(Extracted information)

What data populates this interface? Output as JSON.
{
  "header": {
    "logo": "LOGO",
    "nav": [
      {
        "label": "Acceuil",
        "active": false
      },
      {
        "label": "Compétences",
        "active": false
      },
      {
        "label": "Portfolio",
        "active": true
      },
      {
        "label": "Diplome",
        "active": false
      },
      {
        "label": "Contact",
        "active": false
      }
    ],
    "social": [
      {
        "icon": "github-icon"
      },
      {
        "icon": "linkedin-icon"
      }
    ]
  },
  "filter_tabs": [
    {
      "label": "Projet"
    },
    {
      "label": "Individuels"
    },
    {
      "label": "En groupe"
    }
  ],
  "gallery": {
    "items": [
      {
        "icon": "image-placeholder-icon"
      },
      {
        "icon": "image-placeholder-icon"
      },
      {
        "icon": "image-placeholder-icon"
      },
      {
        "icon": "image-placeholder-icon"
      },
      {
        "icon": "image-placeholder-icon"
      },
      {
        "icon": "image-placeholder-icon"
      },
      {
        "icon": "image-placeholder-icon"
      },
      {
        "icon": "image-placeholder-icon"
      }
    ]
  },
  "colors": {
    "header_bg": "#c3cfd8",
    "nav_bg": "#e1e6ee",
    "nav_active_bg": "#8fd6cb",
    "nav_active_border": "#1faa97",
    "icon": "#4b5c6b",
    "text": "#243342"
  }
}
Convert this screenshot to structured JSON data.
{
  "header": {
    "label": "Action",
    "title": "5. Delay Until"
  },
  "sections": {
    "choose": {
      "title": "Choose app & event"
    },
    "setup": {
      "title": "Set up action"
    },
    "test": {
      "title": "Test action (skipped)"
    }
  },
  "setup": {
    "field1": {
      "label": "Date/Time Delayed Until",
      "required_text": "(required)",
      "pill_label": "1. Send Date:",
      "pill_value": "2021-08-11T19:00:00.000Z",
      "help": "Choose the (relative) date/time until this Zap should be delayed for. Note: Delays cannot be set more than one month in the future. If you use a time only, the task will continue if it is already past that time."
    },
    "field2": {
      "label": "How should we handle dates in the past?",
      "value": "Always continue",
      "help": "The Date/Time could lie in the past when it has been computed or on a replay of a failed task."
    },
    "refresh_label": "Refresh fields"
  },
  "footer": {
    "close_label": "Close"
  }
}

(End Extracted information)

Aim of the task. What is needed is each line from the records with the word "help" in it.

Answer space.
      "help": "Choose the (relative) date/time until this Zap should be delayed for. Note: Delays cannot be set more than one month in the future. If you use a time only, the task will continue if it is already past that time."
      "help": "The Date/Time could lie in the past when it has been computed or on a replay of a failed task."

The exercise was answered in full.